Santeri Tuori: Sky #26
Gösta Serlachius Fine Arts Foundation’s latest acquisitions include a photographic artwork Sky #26(2015) from Santeri Tuori’s series Sky. A panorama in five parts, the work rolls billowing cloud masses in front of the viewer.
Graduate of University of Art and Design in 2003 and participant in Helsinki School’s international fame, Santeri Tuori (b. 1970) has depicted nature throughout his career: trees, sky and waterfalls. Second theme recurring in artist’s oeuvre is time and its passage, after all, photograph has traditionally been considered explicitly a static impression of lost time.
In works created during the last couple of decades and shown at the solo-exhibition Posing Time curated by Tarja Talvitie these themes are interlinked in many ways. For the exhibition’s title work series from the year 2000, persons were posing one hour’s time in a studio in Berlin in front of a camera that took a picture every other second. A combination of still and moving images, artwork Forest #45 (2021) continues the artist’s forest themed series which he has filmed already for 15 years at Kökar on Åland Island, whereas the entire wall size video work Waterfall #2 (2021) shows the passage of time in a flowing movement of meltwater running from a glacier in Iceland. Monumental Sky #26, which encapsulates into one view the clouds that the artist had filmed at different locations, was acquired from the exhibition for the museums’ collection, among others.
Tuori’s working method is systematic like that of a naturalist: he returns year after year to the same spots to photograph the same trees or layers into one image his shots of waterlilies made during one growing season. In the art pieces from the series Sky, the artist adds layers of black-and-white or colour cloudscapes taken at different times and places.
The working method is linked to the observation of natural phenomena which was the common interest of the art of Romanticism and newly appeared science of meteorology in the early 19th century. Shortly after British Luke Howard had introduced his classification of three cloud types in 1802, in the hands of the landscape painters, the cloudscapes became an independent subject matter in art. Among Finnish painters, particularly brothers von Wright recorded their detailed weather observations in their diaries as well in their artworks.
Since a long time, clouds had provided the painters a way to create an atmosphere particularly for religious or history paintings. In the aftermath of French Revolution, Romantic artists such as Caspar David Friedrich and Joseph Mallord William Turner instead of religious narratives directed their longing for sanctity on nature and its phenomena. Stormy sea or billowing cloud mass may represent them the sublime power of nature forces over a small man. Like them, Tuori creates in the artwork Sky #26 a sublime cloudscape in which the viewer might detect ocean waves or movements of the cosmic dust in space. Tuori’s work approaches also another kind of sublime experience of infinity which the mid-20th century abstract expressionist Jackson Pollock and Barnett Newman strived for in their art.

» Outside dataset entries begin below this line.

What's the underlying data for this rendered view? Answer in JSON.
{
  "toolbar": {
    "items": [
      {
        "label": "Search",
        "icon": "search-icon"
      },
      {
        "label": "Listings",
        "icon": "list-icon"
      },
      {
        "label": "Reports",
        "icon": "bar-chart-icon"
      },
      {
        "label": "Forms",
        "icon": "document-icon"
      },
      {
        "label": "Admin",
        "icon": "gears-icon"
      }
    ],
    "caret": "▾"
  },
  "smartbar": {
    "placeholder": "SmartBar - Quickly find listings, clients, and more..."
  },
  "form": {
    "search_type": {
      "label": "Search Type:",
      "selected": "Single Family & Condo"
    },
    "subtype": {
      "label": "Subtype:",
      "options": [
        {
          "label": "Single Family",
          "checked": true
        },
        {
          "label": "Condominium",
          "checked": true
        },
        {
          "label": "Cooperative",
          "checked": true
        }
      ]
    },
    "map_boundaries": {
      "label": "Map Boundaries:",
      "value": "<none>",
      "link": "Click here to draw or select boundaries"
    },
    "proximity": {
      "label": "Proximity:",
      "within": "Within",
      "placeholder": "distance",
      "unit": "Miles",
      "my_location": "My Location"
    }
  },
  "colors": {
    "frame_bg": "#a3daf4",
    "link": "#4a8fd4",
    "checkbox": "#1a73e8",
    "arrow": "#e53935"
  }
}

Tuori’s from frame to frame on-going celestial view brings to mind the forms reaching towards infinity of Newman’s paintings whereas photographs of cloud formations layered on top of each other seem to be related the surface created by a vortex of layered knitwork of splashes, defying distinguishing of figure and backdrop in Pollocks paintings. And just like Pollocks works are pronounced physical traces of creative painting process, photographs also can be interpreted a trace of an object that light has left on film at a particular point in time. Images of clouds Tuori has layered on top of each other also emerge as temporal montage, moments taken from the stream of time concentrating into one image.
Pennonen, Anne-Maria: In search of scientific and artistical landscape: Düsseldorf landscape painting and reflections of the natural sciences as seen in the artworks of Finnish, Norwegian and German artists. National gallery, 2020.
Rosenblum, Robert: Modern Painting and the Northern Romantic Tradition Friedrich to Rothko. Thames and Hudson, 1975.
Santeri Tuori – Time is No Longer Round. Hatje Cantz, 2020.
Santeri Tuori: Posing Time. Serlachius-tv: https://www.youtube.com/watch?v=Hki5fi0fz-8